Filter the data below, keeping only lines that contain "الاسقاط".

==============================

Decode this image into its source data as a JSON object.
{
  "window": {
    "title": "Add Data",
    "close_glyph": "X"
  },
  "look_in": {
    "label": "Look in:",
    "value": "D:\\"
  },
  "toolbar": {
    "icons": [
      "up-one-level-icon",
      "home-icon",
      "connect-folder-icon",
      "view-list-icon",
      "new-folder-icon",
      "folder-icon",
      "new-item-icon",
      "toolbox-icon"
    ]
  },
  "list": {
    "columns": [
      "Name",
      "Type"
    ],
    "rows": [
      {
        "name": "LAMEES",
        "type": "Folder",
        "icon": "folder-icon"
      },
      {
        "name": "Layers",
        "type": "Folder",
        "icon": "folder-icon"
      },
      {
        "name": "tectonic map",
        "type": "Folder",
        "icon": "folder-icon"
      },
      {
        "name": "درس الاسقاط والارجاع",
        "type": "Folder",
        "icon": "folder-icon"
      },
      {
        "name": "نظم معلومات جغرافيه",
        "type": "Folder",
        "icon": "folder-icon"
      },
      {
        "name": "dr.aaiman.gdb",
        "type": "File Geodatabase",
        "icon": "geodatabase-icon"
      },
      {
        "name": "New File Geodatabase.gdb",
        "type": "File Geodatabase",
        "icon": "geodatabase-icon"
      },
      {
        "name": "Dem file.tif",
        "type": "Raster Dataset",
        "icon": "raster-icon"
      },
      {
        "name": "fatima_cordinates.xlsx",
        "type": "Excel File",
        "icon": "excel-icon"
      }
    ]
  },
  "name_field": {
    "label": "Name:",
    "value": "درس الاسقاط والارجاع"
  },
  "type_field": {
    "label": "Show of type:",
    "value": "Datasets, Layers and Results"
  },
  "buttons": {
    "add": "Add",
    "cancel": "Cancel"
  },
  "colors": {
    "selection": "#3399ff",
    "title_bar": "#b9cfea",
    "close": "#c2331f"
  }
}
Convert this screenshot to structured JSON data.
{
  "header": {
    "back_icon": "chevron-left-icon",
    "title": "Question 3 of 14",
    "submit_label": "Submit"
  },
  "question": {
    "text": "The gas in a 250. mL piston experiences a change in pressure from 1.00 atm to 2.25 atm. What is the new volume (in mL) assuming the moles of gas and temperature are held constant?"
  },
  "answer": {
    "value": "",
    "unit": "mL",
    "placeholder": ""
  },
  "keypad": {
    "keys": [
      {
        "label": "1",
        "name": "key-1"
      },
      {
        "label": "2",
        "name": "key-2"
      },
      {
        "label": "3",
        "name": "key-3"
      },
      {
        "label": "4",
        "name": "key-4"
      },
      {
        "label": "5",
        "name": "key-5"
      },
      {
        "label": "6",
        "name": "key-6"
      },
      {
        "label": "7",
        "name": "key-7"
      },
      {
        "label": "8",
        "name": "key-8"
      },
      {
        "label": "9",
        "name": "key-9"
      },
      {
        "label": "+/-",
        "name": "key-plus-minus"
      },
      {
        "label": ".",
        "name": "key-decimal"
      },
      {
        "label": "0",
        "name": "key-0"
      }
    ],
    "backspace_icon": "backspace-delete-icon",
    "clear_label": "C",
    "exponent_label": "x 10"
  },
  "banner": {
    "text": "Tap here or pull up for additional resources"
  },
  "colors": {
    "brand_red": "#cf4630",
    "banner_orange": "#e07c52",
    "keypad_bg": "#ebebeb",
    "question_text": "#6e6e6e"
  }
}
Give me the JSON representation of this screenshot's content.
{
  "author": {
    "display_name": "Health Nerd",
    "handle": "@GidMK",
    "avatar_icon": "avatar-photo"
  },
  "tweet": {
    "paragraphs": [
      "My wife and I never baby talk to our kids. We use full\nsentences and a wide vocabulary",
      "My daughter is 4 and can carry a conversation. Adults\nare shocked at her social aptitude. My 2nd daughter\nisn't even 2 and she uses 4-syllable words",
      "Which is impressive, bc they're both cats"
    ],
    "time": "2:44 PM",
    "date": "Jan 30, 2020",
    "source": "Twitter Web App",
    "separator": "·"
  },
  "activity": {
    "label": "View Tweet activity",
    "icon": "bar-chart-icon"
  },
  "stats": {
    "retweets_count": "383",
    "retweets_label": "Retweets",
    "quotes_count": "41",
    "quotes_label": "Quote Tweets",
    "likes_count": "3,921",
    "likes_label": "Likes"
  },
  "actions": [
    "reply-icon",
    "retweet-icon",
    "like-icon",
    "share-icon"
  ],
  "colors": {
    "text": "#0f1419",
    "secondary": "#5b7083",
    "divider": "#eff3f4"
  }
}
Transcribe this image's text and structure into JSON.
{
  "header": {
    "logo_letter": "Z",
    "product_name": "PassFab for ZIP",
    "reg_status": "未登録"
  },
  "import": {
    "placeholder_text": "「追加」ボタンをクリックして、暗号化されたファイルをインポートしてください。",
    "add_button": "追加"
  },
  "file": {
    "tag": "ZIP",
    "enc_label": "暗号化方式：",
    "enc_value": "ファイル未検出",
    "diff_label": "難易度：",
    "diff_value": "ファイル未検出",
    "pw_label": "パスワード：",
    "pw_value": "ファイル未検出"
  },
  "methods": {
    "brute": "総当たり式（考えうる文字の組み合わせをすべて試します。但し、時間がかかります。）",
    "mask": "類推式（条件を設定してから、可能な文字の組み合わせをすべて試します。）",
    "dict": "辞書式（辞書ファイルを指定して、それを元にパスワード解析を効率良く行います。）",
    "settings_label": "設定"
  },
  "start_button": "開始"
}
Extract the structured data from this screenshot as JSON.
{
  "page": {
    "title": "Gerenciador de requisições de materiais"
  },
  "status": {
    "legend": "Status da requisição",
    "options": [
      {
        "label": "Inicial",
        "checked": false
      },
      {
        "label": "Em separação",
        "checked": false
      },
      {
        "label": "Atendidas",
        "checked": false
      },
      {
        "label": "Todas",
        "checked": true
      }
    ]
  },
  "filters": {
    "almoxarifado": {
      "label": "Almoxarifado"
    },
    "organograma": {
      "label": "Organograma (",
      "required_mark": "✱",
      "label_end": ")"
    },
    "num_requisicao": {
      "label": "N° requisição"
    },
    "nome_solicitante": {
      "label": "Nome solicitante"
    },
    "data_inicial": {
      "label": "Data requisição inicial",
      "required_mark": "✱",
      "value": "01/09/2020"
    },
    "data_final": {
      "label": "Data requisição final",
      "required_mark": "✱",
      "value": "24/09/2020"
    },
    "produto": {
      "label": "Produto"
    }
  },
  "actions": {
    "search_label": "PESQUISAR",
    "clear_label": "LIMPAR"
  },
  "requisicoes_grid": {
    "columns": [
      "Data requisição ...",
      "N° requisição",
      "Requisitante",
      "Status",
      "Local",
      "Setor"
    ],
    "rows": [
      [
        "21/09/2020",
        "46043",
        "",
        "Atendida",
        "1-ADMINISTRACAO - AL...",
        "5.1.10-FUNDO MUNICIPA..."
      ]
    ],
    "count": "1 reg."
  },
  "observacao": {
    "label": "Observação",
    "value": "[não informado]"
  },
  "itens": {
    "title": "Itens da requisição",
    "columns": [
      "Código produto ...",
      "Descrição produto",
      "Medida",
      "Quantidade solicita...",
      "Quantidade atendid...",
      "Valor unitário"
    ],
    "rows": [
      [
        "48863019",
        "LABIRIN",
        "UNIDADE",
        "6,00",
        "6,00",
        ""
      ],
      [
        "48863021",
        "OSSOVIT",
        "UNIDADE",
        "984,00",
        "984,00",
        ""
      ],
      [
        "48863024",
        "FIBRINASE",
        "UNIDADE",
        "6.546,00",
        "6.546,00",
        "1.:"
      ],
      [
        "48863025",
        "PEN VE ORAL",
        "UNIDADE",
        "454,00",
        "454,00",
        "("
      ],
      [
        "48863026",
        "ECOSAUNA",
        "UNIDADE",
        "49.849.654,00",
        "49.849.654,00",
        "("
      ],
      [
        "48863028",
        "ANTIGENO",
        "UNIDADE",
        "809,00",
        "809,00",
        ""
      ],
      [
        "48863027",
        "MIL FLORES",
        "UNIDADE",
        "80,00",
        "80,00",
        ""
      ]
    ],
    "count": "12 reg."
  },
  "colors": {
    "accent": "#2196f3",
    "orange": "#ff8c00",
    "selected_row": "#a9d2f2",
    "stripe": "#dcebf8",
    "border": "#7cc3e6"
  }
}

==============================

SOLUTION TO THE PROBLEM
        "name": "درس الاسقاط والارجاع",
    "value": "درس الاسقاط والارجاع"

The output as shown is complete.